Not surprisingly the economically sensitive sectors fared the best on Friday, as the day’s big news came from the business beat. Before the market opened on Friday, the investment community received a very strong report from the labor market. It made for a great reading on many fronts: nonfarm payrolls increased by 313,000 positions in February; the unemployment rate held steady at a very low 4.1%; and a whopping 806,000 individuals returned to the work force last month, as the labor participation rate jumped. The report also showed an increase in hourly wages, but not at a rate that would stoke concerns about inflation, as the level of increase in January did last month. All in all, it was another sign that the U.S. economy is strengthening and the investment community responded in kind.

Turning to the week at hand, the news from the earnings beat will remain quiet, which will likely once again push the focus of the investment community to the business beat. There will be a number of reports issued this week on the economy, including the latest data on retail sales, industrial production, and housing starts. But, perhaps the two most important reports will come from the Labor Department again in the form of consumer and producer (wholesale) prices on Tuesday and Wednesday, respectively. That data will shift the focus of the investment community back to inflation, which has been responsible for a great deal of the volatility we have seen on Wall Street since the beginning of February. Friday’s hourly wage increase in the employment report did not stoke concerns about inflation, but it will be interesting to see if the forthcoming pricing data does. Both report are released one hour prior to the start of trading, so investors will have some time to digest the pricing figures before trading commences.

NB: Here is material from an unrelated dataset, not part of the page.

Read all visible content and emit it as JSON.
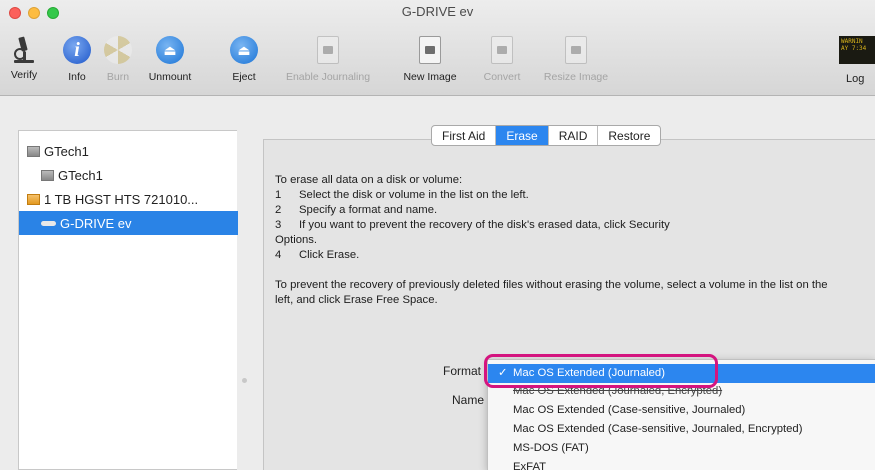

With less than a half hour to go before the start of the new trading week stateside, the equity futures are suggesting that trading will pick up where it left off on Friday, with the bulls in command. So far overseas today, the trading has been rather bullish. The main indexes in Asia were up nicely overnight, while the major European bourses are in positive territory, as trading moves to the second half of the session on the Continent. Stay tuned.  - William G. Ferguson 

At the time of this article’s writing, the author did not have positions in any of the companies mentioned.